◆ TASK TO CARRY OUT
Each line of the material should be output exactly as shown.

___ INPUT DATA ___

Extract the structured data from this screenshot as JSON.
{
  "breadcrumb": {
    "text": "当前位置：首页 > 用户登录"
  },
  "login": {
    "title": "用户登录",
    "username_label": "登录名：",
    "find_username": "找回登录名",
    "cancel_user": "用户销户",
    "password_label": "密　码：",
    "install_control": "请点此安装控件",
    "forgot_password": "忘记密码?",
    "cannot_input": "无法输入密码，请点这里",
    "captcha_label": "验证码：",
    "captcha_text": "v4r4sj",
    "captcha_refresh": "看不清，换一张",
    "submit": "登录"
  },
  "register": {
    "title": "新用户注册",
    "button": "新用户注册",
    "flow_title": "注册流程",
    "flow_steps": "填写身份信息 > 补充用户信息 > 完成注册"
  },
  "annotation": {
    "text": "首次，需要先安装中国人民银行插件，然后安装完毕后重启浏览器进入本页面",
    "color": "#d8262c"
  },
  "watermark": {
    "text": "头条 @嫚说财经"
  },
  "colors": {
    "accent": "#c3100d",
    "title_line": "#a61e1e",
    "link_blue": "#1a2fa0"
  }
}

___

◆ SOLUTION BELOW
Extract the structured data from this screenshot as JSON.
{
  "breadcrumb": {
    "text": "当前位置：首页 > 用户登录"
  },
  "login": {
    "title": "用户登录",
    "username_label": "登录名：",
    "find_username": "找回登录名",
    "cancel_user": "用户销户",
    "password_label": "密　码：",
    "install_control": "请点此安装控件",
    "forgot_password": "忘记密码?",
    "cannot_input": "无法输入密码，请点这里",
    "captcha_label": "验证码：",
    "captcha_text": "v4r4sj",
    "captcha_refresh": "看不清，换一张",
    "submit": "登录"
  },
  "register": {
    "title": "新用户注册",
    "button": "新用户注册",
    "flow_title": "注册流程",
    "flow_steps": "填写身份信息 > 补充用户信息 > 完成注册"
  },
  "annotation": {
    "text": "首次，需要先安装中国人民银行插件，然后安装完毕后重启浏览器进入本页面",
    "color": "#d8262c"
  },
  "watermark": {
    "text": "头条 @嫚说财经"
  },
  "colors": {
    "accent": "#c3100d",
    "title_line": "#a61e1e",
    "link_blue": "#1a2fa0"
  }
}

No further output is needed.